* _WORK TO COMPLETE_
Every line below that contains the word "Stáhnout" must be copied.

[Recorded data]
* * * * *

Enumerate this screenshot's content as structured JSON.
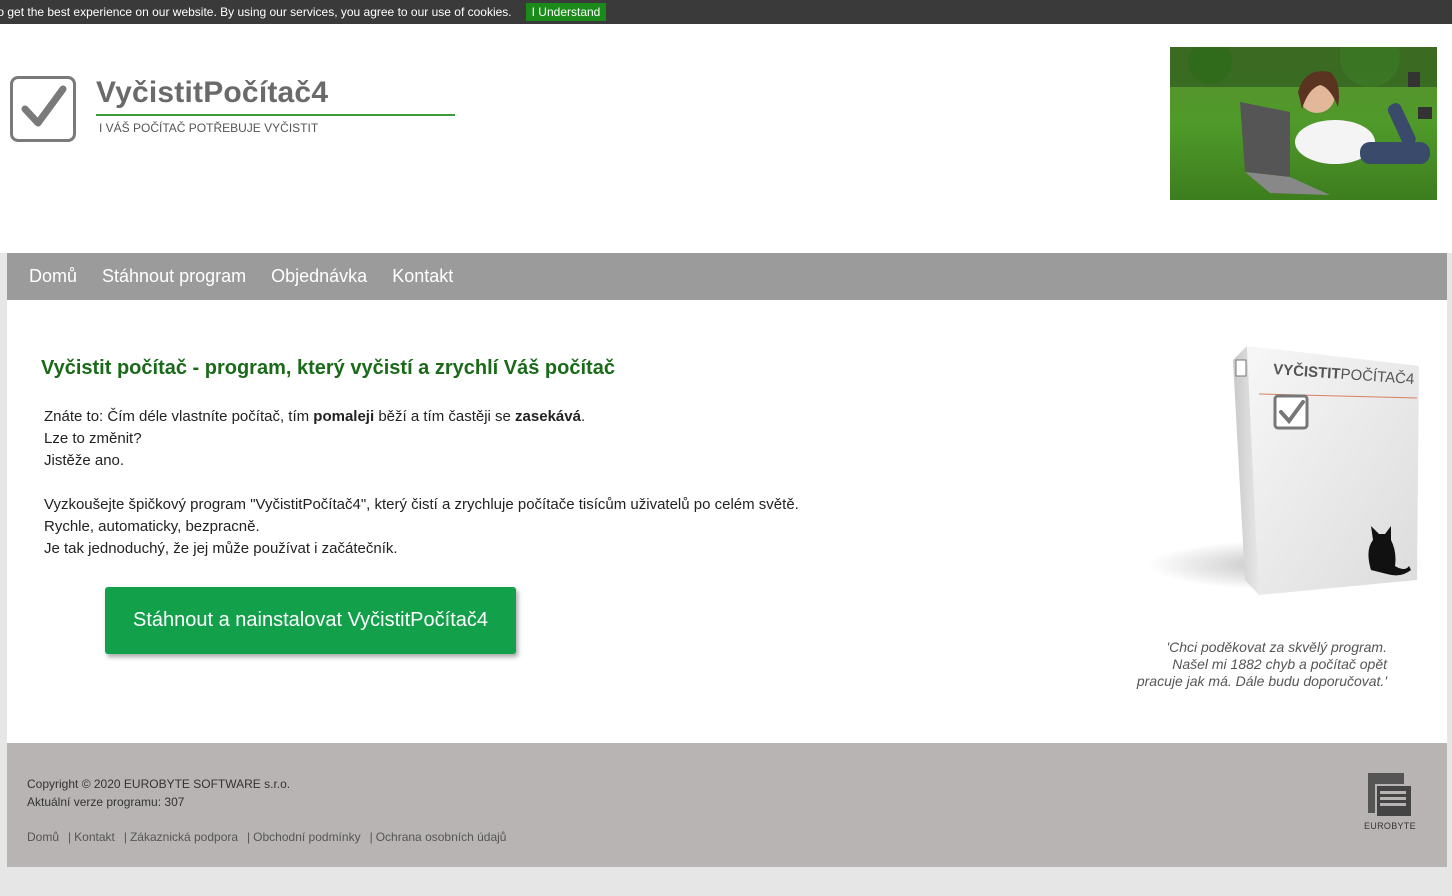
{
  "cookie_bar": {
    "text": "to get the best experience on our website. By using our services, you agree to our use of cookies.",
    "button_label": "I Understand"
  },
  "header": {
    "title": "VyčistitPočítač4",
    "tagline": "I VÁŠ POČÍTAČ POTŘEBUJE VYČISTIT"
  },
  "nav": {
    "items": [
      {
        "label": "Domů"
      },
      {
        "label": "Stáhnout program"
      },
      {
        "label": "Objednávka"
      },
      {
        "label": "Kontakt"
      }
    ]
  },
  "main": {
    "headline": "Vyčistit počítač - program, který vyčistí a zrychlí Váš počítač",
    "intro": {
      "line1_start": "Znáte to: Čím déle vlastníte počítač, tím ",
      "line1_bold1": "pomaleji",
      "line1_mid": " běží a tím častěji se ",
      "line1_bold2": "zasekává",
      "line1_end": ".",
      "line2": "Lze to změnit?",
      "line3": "Jistěže ano."
    },
    "pitch": {
      "line1": "Vyzkoušejte špičkový program \"VyčistitPočítač4\", který čistí a zrychluje počítače tisícům uživatelů po celém světě.",
      "line2": "Rychle, automaticky, bezpracně.",
      "line3": "Je tak jednoduchý, že jej může používat i začátečník."
    },
    "cta_label": "Stáhnout a nainstalovat VyčistitPočítač4",
    "box_label_bold": "VYČISTIT",
    "box_label_rest": "POČÍTAČ4",
    "testimonial": {
      "line1": "'Chci poděkovat za skvělý program.",
      "line2": "Našel mi 1882 chyb a počítač opět",
      "line3": "pracuje jak má. Dále budu doporučovat.'"
    }
  },
  "footer": {
    "copyright": "Copyright © 2020 EUROBYTE SOFTWARE s.r.o.",
    "version": "Aktuální verze programu: 307",
    "links": [
      {
        "label": "Domů"
      },
      {
        "label": "Kontakt"
      },
      {
        "label": "Zákaznická podpora"
      },
      {
        "label": "Obchodní podmínky"
      },
      {
        "label": "Ochrana osobních údajů"
      }
    ],
    "separator": "|",
    "brand": "EUROBYTE"
  },
  "colors": {
    "nav_bg": "#9b9b9b",
    "cta_bg": "#12a04a",
    "headline": "#1a6a1a",
    "footer_bg": "#b9b4b4"
  }
}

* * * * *

* _ANSWER BOX_
        "label": "Stáhnout program"
    "cta_label": "Stáhnout a nainstalovat VyčistitPočítač4",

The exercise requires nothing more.